## What you have to do
Please find every line of the listing below where "icon" occurs and copy it.
+++ Provided data
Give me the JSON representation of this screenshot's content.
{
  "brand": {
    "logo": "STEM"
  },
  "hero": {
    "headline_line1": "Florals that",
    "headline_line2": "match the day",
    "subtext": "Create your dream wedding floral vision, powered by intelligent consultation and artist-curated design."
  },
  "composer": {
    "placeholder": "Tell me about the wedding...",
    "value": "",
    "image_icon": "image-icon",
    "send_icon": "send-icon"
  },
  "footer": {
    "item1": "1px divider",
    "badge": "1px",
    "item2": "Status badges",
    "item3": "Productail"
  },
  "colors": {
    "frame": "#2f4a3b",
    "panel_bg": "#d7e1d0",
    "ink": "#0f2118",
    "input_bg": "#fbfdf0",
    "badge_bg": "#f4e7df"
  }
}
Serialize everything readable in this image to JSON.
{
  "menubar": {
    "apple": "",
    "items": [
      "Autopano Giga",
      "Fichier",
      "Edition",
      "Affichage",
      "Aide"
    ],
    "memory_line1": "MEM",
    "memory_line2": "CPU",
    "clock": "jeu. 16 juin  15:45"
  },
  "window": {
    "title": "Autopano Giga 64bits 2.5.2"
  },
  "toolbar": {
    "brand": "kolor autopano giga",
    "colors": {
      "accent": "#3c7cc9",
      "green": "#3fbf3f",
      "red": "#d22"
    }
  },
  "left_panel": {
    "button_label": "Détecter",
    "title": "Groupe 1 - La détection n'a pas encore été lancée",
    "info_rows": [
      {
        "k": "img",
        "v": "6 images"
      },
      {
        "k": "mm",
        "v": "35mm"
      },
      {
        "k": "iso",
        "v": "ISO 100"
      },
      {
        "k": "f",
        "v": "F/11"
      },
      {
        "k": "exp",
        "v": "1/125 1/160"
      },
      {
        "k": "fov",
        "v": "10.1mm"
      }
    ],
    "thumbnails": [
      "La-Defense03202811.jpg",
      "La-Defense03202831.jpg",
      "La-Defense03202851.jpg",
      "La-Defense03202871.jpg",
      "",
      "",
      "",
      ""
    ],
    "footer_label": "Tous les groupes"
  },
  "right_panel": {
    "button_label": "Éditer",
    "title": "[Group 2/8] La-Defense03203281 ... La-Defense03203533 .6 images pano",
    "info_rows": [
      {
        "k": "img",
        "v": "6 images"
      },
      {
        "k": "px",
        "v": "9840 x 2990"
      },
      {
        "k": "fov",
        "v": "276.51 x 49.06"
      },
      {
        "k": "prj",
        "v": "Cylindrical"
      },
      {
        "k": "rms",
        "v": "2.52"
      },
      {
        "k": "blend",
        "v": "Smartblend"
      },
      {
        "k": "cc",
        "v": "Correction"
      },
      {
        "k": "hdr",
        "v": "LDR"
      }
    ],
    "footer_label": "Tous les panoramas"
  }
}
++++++
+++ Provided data
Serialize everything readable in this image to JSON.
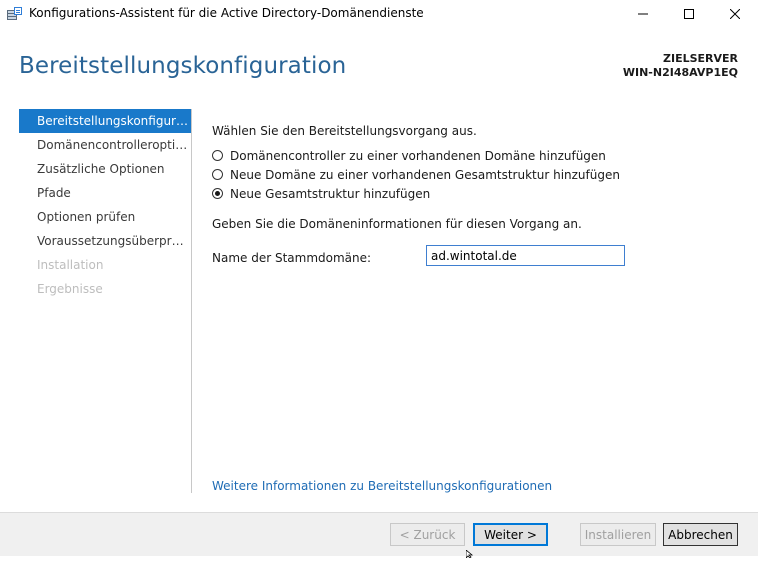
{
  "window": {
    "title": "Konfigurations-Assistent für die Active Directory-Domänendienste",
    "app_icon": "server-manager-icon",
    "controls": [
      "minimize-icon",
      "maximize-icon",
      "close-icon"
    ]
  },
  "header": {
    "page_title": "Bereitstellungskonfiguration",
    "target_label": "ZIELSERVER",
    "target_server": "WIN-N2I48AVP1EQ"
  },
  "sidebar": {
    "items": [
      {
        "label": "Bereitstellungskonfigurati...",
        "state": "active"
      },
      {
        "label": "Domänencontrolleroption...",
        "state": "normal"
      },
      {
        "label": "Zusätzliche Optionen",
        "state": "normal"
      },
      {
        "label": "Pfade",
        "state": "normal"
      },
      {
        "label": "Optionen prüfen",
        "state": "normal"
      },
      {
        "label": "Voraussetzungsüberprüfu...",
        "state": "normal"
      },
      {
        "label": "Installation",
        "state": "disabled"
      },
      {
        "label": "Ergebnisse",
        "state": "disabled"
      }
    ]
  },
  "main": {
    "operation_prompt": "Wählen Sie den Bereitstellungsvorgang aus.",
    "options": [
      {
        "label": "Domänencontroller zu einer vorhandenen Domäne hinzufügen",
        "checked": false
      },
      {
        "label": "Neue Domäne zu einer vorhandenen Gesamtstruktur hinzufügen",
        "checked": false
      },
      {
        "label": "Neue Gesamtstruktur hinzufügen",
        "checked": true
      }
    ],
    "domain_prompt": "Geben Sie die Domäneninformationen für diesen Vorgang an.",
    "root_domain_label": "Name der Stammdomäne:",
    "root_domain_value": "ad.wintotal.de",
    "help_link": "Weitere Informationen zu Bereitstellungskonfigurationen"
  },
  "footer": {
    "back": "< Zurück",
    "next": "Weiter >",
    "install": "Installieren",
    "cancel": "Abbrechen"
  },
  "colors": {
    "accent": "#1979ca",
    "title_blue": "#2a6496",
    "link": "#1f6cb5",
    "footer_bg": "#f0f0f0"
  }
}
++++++
## Expected answer
    "image_icon": "image-icon",
    "send_icon": "send-icon"
    "app_icon": "server-manager-icon",
      "minimize-icon",
      "maximize-icon",
      "close-icon"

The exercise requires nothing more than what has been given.